Randy Knighten is in his third year of the CYMT graduate residency program. He came to CYMT at the age of 35, married with two young sons. Being a more than a decade older than the typical graduate resident, Randy brings unique gifts and life experiences of teaching peacemaking and conflict resolution skills, pastoral care, and advocating for “the least of these” to both the CYMT cohort and his church.
Randy was born in Baker, La., just outside of Baton Rouge. He grew up in the historic Leland College Community of Baker where he spent a lot of time playing sports, eating crawfish, and going to church. Randy met Dietrich Kirk and learned about CYMT four years ago, not long after moving to Nashville for a job with Harvest Hands, an outreach ministry of Brentwood UMC.
When Randy joined CYMT, he was was placed at Andrew Price Memorial United Methodist Church (APMUMC) located in the Donelson community of Nashville, Tenn. Randy says of his placement, “It has been transformational for me and I believe for the congregation as well.” In Randy’s role at the church he provides pastoral support for his youth along with planning and organizing traditional youth ministry activities. He is also very intentional about helping youth to hear the call of Christ to serve alongside the poor and advocate for those who are marginalized in our society. Another very important aspect of ministry for Randy is peacemaking so he looks for opportunities to share those skills with youth whenever possible. This started when Randy took his learning on peacemaking from a class in college and applied it to his youth ministry. “I was so impacted by that class that I wanted to look at ways to teach our youth and church about peacemaking and conflict resolution. So last summer I used the Sunday school hour to teach them conflict resolution skills. I am currently looking at ways to work with youth in developing a youth peacemaking ministry in our church. I also hope to one day see churches support peer mediation programs in our public schools. Most schools do not have mediation programs because of a lack of funding. Understanding how to peacefully resolve conflict can have an amazing impact on a young person’s life.”
Additionally, Randy shared that CYMT, as well as himself, have impacted APMUMC by helping to create a sustainable transformational youth ministry in the Donelson community. Randy says, “I believe also this is being done not completely by me or CYMT but by the youth of our congregation. We have youth at APMUMC who are more passionate about ‘hands on ministry’ than anything else we do.” This summer the youth ministry created a program called Summer of Service where they intentionally looked for opportunities to serve the senior members in their church as well as those in need throughout their community.
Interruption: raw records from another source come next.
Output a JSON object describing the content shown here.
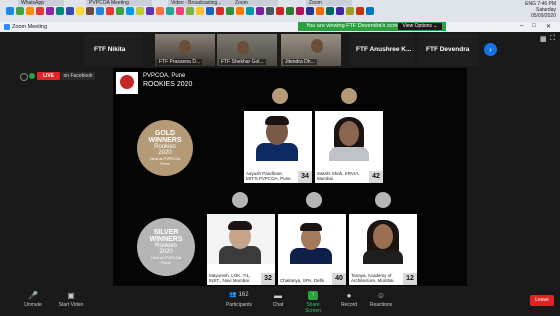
{
  "os": {
    "tabs": [
      "WhatsApp",
      "PVPCOA Meeting",
      "Video - Broadcasting...",
      "Zoom",
      "Zoom"
    ],
    "tray": {
      "lang": "ENG",
      "time": "7:46 PM",
      "day": "Saturday",
      "date": "05/09/2020"
    }
  },
  "zoom": {
    "title": "Zoom Meeting",
    "share_banner": "You are viewing FTF Devendra's screen",
    "view_options": "View Options ⌄",
    "participants_strip": [
      {
        "name": "FTF Nikita",
        "sub": ""
      },
      {
        "name": "",
        "sub": "FTF Prasanna D..."
      },
      {
        "name": "",
        "sub": "FTF Shekhar Gol..."
      },
      {
        "name": "",
        "sub": "Jitendra Dh..."
      },
      {
        "name": "FTF Anushree K...",
        "sub": ""
      },
      {
        "name": "FTF Devendra",
        "sub": ""
      }
    ],
    "live_label": "LIVE",
    "on_facebook": "on Facebook",
    "toolbar": {
      "unmute": "Unmute",
      "start_video": "Start Video",
      "participants": "Participants",
      "participants_count": "162",
      "chat": "Chat",
      "share_screen": "Share Screen",
      "record": "Record",
      "reactions": "Reactions",
      "leave": "Leave"
    }
  },
  "slide": {
    "org": "PVPCOA, Pune",
    "title": "ROOKIES 2020",
    "gold": {
      "line1": "GOLD",
      "line2": "WINNERS",
      "line3": "Rookies",
      "line4": "2020",
      "line5": "Held at PVPCOA",
      "line6": "Pune"
    },
    "silver": {
      "line1": "SILVER",
      "line2": "WINNERS",
      "line3": "Rookies",
      "line4": "2020",
      "line5": "Held at PVPCOA",
      "line6": "Pune"
    },
    "gold_winners": [
      {
        "caption": "Aayush Pandhare, MIT'S PVPCOA, Pune",
        "score": "34"
      },
      {
        "caption": "Sakshi Shah, KRVIA, Mumbai",
        "score": "42"
      }
    ],
    "silver_winners": [
      {
        "caption": "Mayuresh, LOK, TIL, INST., Navi Mumbai",
        "score": "32"
      },
      {
        "caption": "Chaitanya, SPA, Delhi",
        "score": "40"
      },
      {
        "caption": "Tanaya, Academy of Architecture, Mumbai",
        "score": "12"
      }
    ]
  },
  "colors": {
    "gold_circle": "#b49a76",
    "silver_circle": "#b5b5b5",
    "live": "#e02424",
    "share_green": "#2aa13e",
    "accent_blue": "#1573e5"
  }
}
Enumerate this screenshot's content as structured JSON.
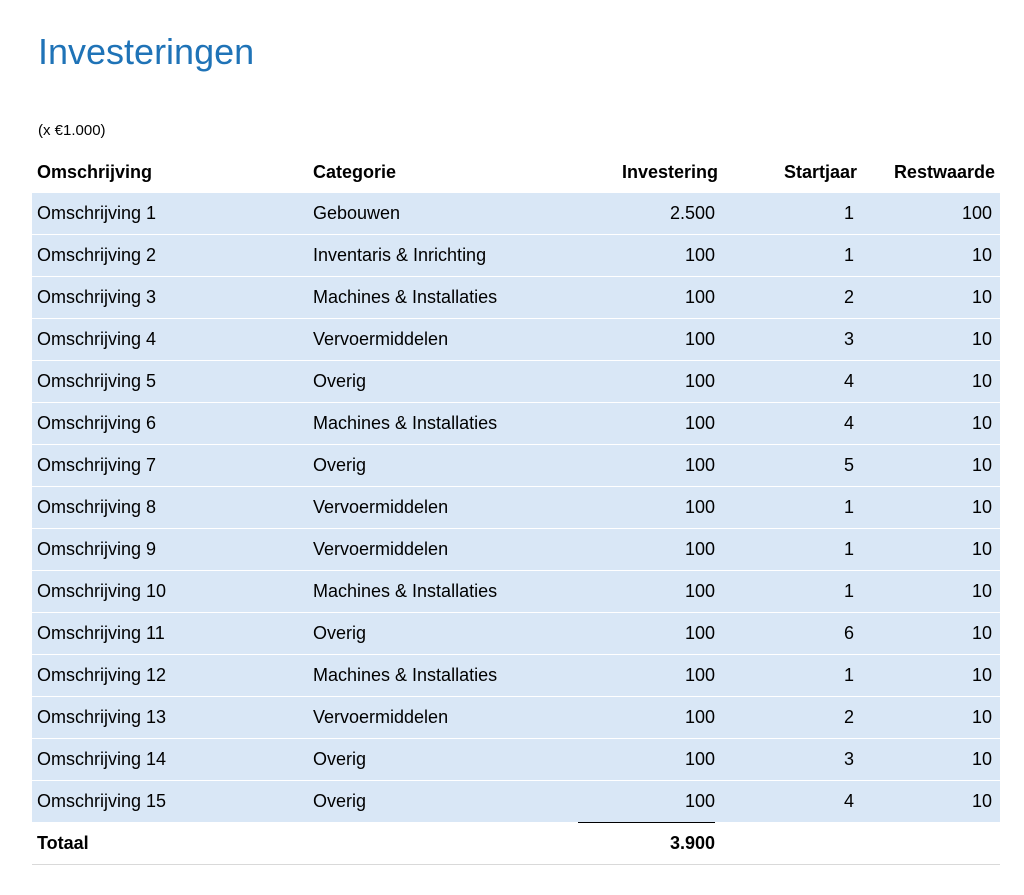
{
  "page": {
    "title": "Investeringen",
    "unit_note": "(x €1.000)",
    "title_color": "#1f73b7",
    "row_fill": "#d9e7f6"
  },
  "table": {
    "headers": [
      "Omschrijving",
      "Categorie",
      "Investering",
      "Startjaar",
      "Restwaarde"
    ],
    "rows": [
      [
        "Omschrijving 1",
        "Gebouwen",
        "2.500",
        "1",
        "100"
      ],
      [
        "Omschrijving 2",
        "Inventaris & Inrichting",
        "100",
        "1",
        "10"
      ],
      [
        "Omschrijving 3",
        "Machines & Installaties",
        "100",
        "2",
        "10"
      ],
      [
        "Omschrijving 4",
        "Vervoermiddelen",
        "100",
        "3",
        "10"
      ],
      [
        "Omschrijving 5",
        "Overig",
        "100",
        "4",
        "10"
      ],
      [
        "Omschrijving 6",
        "Machines & Installaties",
        "100",
        "4",
        "10"
      ],
      [
        "Omschrijving 7",
        "Overig",
        "100",
        "5",
        "10"
      ],
      [
        "Omschrijving 8",
        "Vervoermiddelen",
        "100",
        "1",
        "10"
      ],
      [
        "Omschrijving 9",
        "Vervoermiddelen",
        "100",
        "1",
        "10"
      ],
      [
        "Omschrijving 10",
        "Machines & Installaties",
        "100",
        "1",
        "10"
      ],
      [
        "Omschrijving 11",
        "Overig",
        "100",
        "6",
        "10"
      ],
      [
        "Omschrijving 12",
        "Machines & Installaties",
        "100",
        "1",
        "10"
      ],
      [
        "Omschrijving 13",
        "Vervoermiddelen",
        "100",
        "2",
        "10"
      ],
      [
        "Omschrijving 14",
        "Overig",
        "100",
        "3",
        "10"
      ],
      [
        "Omschrijving 15",
        "Overig",
        "100",
        "4",
        "10"
      ]
    ],
    "total": {
      "label": "Totaal",
      "investering": "3.900"
    }
  }
}
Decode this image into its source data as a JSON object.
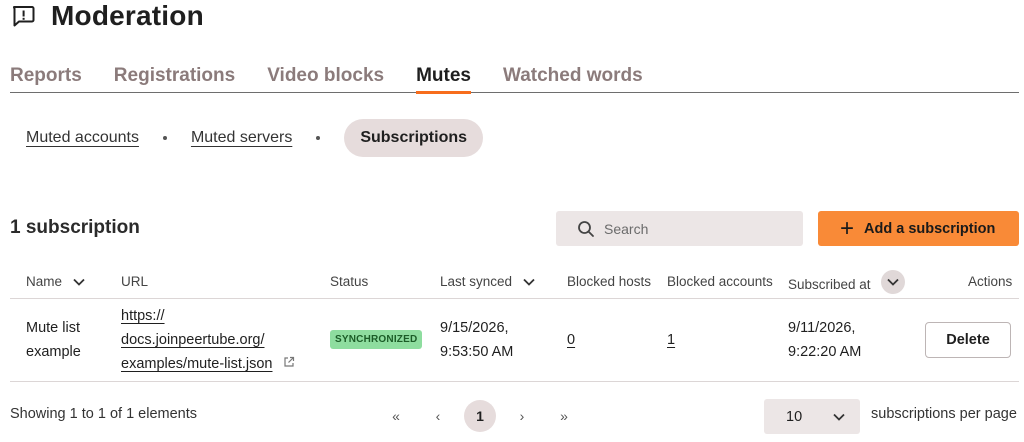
{
  "header": {
    "title": "Moderation",
    "icon": "alert-message-icon"
  },
  "tabs": [
    {
      "label": "Reports",
      "active": false
    },
    {
      "label": "Registrations",
      "active": false
    },
    {
      "label": "Video blocks",
      "active": false
    },
    {
      "label": "Mutes",
      "active": true
    },
    {
      "label": "Watched words",
      "active": false
    }
  ],
  "subnav": {
    "muted_accounts": "Muted accounts",
    "muted_servers": "Muted servers",
    "subscriptions": "Subscriptions"
  },
  "list": {
    "count_title": "1 subscription",
    "search_placeholder": "Search",
    "add_label": "Add a subscription"
  },
  "table": {
    "headers": {
      "name": "Name",
      "url": "URL",
      "status": "Status",
      "last_synced": "Last synced",
      "blocked_hosts": "Blocked hosts",
      "blocked_accounts": "Blocked accounts",
      "subscribed_at": "Subscribed at",
      "actions": "Actions"
    },
    "rows": [
      {
        "name_line1": "Mute list",
        "name_line2": "example",
        "url_line1": "https://",
        "url_line2": "docs.joinpeertube.org/",
        "url_line3": "examples/mute-list.json",
        "status": "SYNCHRONIZED",
        "last_synced_date": "9/15/2026,",
        "last_synced_time": "9:53:50 AM",
        "blocked_hosts": "0",
        "blocked_accounts": "1",
        "subscribed_date": "9/11/2026,",
        "subscribed_time": "9:22:20 AM",
        "action_label": "Delete"
      }
    ]
  },
  "pagination": {
    "summary": "Showing 1 to 1 of 1 elements",
    "first": "«",
    "prev": "‹",
    "current": "1",
    "next": "›",
    "last": "»",
    "per_page_value": "10",
    "per_page_label": "subscriptions per page"
  },
  "colors": {
    "accent": "#f76d1d",
    "primary_button": "#f98a37",
    "status_badge_bg": "#8edd9f",
    "status_badge_text": "#1b5c27",
    "pill_bg": "#e6dcdc",
    "inactive_tab": "#8b7b7b"
  }
}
The youth painted fences, cleaned weeds out of playgrounds, cleaned out closets, cleaned shelves and bookcases, and helped to distribute food. These moments had a great impact on those who were being served and also got youth excited about other ministry opportunities.
Randy’s coach Lesleigh Carmichael shared these words about him as a graduate resident: “As a coach it is always a privilege to walk along side our residents and as I enter this last year of coaching Randy, I am especially grateful for the wisdom I have gained in walking with him thus far. I have watched Randy manage many hats the last two years and he has worn them all with a spirit of grace, integrity, and passion. There are many things I respect and admire about Randy, but one of the things that stands out is his heart for reconciliation ministry and his passion to equip both youth and adults with tools to better understand what it means to live together and serve together as children of God. And the best part is that one of the greatest tools Randy uses in his ministry is the example he sets to those he serves. Randy is an instrument of God’s who truly lives, serves, and interacts with people in a way that embodies his philosophy of ministry and service which, unfortunately, is not as common in ministry as it should be.”
CYMT is grateful for Randy and what he brings to the program and cohort. “I believe that more than anything I bring my life and experiences to CYMT. I feel that if we are not afraid to be who we have become through our experiences then, in someway, we can help others along the journey. We must be willing to see our gifts, abilities, and our stories as valuable to the body of Christ. We all bring something of significance to the table. As Paul states in 1 Corinthians 12:12, ‘For just as the body is one and has many members, and all the members of the body, though many, are one body, so it is with Christ.’ In Christ, our unity in the midst of diversity is a great blessing!”
CYMT is proud to announce the expansion of our original initiative into Theology Together 2.0. CYMT aims to develop a curriculum to be used in local congregations and ministries. Taking what we have learned about engaging youth in deep theological reflection during missional experiences and embedding those processes into congregational youth ministries.
"I hope students come away from my courses with the ability to think more deeply, richly and theologically about their youth ministry practice. I think a lot of what happens in youth ministry happens unreflectively and can be deforming to young people, and my courses are intended to give students a theological framework for evaluating and reforming their youth ministry practice."
Of course, I want students to drink deeply from the academic readings, lectures and discussions, and I want them to be informed by the academics. But more than that, I want them to see that youth ministry is a calling of God, an important part of God’s mission in the world, one that should give them pride and evoke humility at the same time.